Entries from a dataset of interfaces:
= Beginning of Section =
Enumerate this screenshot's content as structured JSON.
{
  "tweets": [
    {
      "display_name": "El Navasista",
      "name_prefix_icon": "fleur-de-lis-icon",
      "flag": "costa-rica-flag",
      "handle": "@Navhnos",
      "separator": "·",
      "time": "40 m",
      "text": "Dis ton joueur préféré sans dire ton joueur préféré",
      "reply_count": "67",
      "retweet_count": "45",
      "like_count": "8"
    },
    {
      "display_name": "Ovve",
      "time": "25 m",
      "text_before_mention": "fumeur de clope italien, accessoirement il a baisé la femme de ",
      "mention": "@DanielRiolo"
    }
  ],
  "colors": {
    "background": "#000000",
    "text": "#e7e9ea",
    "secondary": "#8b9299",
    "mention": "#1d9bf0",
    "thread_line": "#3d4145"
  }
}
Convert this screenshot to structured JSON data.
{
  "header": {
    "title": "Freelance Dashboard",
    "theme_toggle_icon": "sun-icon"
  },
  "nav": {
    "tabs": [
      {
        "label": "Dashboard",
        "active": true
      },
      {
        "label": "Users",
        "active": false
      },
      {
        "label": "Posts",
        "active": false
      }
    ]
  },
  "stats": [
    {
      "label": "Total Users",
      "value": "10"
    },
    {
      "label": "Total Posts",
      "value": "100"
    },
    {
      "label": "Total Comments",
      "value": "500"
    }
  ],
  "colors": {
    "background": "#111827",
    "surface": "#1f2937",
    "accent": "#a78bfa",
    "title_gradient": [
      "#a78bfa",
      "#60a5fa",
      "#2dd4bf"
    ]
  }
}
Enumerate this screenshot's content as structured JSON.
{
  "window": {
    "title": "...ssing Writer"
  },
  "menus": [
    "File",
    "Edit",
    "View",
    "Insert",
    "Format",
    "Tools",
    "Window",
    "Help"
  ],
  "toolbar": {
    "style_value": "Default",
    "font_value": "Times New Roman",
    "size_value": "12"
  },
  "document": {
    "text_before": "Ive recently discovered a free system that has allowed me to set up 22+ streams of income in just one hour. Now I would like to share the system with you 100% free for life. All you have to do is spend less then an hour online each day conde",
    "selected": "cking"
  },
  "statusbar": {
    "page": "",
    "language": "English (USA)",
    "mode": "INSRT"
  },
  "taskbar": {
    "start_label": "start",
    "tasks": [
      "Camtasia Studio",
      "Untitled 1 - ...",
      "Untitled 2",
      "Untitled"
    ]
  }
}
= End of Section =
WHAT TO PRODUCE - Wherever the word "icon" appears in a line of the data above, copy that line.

RESPONSE AREA -
      "name_prefix_icon": "fleur-de-lis-icon",
    "theme_toggle_icon": "sun-icon"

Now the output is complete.